Related: 5 Wine & Cheese Pairings You Need to Try ASAP

When’s the last time you leveled up your wine tasting experience? We’re proud to provide decanter glasses, charcuterie boards, and stemware for your future wine nights.

a row of bright green grapes in a large vineyard on a summer day

Pick a Compatible Grape for Your Environment

Not just any wine grape will do! Each wine grape has its own unique flavors and terroir needs. The more compatible your environment, the better your wine will taste.

Live in a Cold Environment? Avoid Pinot Noir and Merlot

Are you a big fan of red wines? Sadly, if you live in a cold environment prone to a lot of snow, you need to avoid pinot noir and merlot.

These European varieties are notoriously finicky and are prone to withering at the slightest dip in temperature. The best wine grapes for cold environments are:

  • Vidal Blanc
  • Marquette
  • Riesling
  • Chardonnay
  • Chardonel

Live in a Hot Environment? Avoid Sauvignon Blanc and Riesling

Warm environments aren’t automatically the best for wine grapes. Sauvignon Blanc and Riesling tend to struggle in these climates, but you’re not out of luck!

The best grapes for warm, sunny weather include:

  • Grenache
  • Zinfandel
  • Shiraz

Take Good Care of Your Vines

Your wine grapes are highly sensitive and take time to grow. Even the fastest growing wine grape will take around three years to bear fruit worth creating into wine.

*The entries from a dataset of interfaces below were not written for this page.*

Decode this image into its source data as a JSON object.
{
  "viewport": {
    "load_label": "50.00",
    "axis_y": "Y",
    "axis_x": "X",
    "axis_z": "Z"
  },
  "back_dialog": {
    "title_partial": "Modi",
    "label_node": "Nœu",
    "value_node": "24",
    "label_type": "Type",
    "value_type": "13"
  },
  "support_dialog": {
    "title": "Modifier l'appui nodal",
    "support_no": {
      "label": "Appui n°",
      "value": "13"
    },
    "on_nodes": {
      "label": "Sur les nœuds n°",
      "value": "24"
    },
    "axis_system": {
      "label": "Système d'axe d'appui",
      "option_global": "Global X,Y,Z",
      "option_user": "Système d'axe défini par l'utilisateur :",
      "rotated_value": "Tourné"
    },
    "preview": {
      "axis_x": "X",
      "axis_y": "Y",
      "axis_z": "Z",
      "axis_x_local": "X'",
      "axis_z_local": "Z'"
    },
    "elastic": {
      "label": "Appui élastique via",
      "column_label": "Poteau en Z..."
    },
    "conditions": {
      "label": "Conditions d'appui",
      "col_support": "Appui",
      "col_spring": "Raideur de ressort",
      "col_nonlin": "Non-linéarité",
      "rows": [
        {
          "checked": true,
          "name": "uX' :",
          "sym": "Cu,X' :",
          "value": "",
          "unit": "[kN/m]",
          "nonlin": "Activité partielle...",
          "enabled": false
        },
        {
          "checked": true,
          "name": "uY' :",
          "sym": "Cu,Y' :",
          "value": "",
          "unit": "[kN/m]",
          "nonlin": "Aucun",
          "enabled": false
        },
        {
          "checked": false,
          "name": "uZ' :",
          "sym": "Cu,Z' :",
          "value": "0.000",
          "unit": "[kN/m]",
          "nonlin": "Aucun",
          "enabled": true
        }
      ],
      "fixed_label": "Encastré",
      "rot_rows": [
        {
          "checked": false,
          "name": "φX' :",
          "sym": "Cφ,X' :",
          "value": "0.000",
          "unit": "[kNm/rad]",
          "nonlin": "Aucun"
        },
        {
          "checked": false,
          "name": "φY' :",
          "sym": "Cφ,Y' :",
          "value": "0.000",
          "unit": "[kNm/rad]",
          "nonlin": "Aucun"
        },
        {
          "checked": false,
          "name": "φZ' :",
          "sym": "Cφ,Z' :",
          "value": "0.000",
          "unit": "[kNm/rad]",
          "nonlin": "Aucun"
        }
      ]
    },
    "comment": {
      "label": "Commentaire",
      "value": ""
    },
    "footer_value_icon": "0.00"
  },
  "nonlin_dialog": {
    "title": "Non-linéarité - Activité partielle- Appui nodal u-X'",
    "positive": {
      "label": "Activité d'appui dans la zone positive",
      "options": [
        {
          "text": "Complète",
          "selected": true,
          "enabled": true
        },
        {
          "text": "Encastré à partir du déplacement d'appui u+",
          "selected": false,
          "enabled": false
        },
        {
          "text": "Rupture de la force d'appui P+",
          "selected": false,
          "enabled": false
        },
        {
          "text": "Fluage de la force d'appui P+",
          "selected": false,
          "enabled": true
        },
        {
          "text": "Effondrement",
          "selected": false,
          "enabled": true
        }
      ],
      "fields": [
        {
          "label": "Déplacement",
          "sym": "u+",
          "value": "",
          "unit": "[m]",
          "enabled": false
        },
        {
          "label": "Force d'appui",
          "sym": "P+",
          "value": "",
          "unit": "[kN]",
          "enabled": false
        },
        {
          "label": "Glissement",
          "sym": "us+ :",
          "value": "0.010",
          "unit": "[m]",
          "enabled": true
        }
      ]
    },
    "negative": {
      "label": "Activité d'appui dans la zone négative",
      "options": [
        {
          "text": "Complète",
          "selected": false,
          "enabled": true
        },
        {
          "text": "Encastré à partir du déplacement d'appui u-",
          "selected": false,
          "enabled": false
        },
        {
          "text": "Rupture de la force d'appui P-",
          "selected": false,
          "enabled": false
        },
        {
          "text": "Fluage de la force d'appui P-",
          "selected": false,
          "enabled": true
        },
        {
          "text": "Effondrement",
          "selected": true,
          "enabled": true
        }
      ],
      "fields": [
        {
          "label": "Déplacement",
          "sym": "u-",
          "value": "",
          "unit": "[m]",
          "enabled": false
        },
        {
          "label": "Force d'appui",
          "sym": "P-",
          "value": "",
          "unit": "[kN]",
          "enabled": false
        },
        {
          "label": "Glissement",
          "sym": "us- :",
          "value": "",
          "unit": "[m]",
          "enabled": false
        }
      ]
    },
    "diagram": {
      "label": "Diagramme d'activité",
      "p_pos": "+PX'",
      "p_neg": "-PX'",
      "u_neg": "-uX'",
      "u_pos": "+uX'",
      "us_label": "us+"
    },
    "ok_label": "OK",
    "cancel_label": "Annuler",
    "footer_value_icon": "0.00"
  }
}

Are you ready for the waiting game? Tending to your vines involves pruning the more withered and undeveloped shoots to help the stronger ones grow. We recommend trimming your shoots once they reach between eight to twelve inches. Tying your strong shoots to each trunk will help it curl and grow strong over time.

Learning how to trim, tie, and watch your shoots will take months of practice. Before you know it, you and your vines will understand each other on a deeper level.

Yield Fruit With Your Amazing Grape Harvest

You’ll know your grapes are ready to harvest by their rich color, round shape, and heavy weight. The age of your vineyard will play a big part in how much wine you’re able to make.

For example, a three year-old vineyard will produce up to ten pounds of grapes. Older vines will produce as much as thirty to forty pounds of grapes! On average, expect to make ten to twelve bottles of wine with an older vineyard. A younger vineyard might reach five to seven bottles.

While wine drink size varies, the standard drink amount is one-fifth of the bottle.

Related: How to Make Wine at Home: Beginner’s Guide & Recipe

red grapes, a glass of wine, and a wine bottle sitting on a white sheet


Learning how to grow grapes is a very time-consuming process. While you can grow tomatoes in just a few months, wine grapes take years to mature properly.

Expect your new wine garden to take around three years to bear fruit. Make sure you have plenty of room to plant and organize your wine grapes so you can tend to them regularly. Establishing a trellis system and grow tube will protect your grapes without depriving them of what they need.

The type of climate and soil you have will affect which grape you choose. Warm climates do better with Zinfandels and Shiraz, while a colder environment should try a Marquette or Riesling.

Enjoy the finer drinkware on the market. Contact us today to supplement your wine journey with barware, drinkware, and accessories.

← Older Post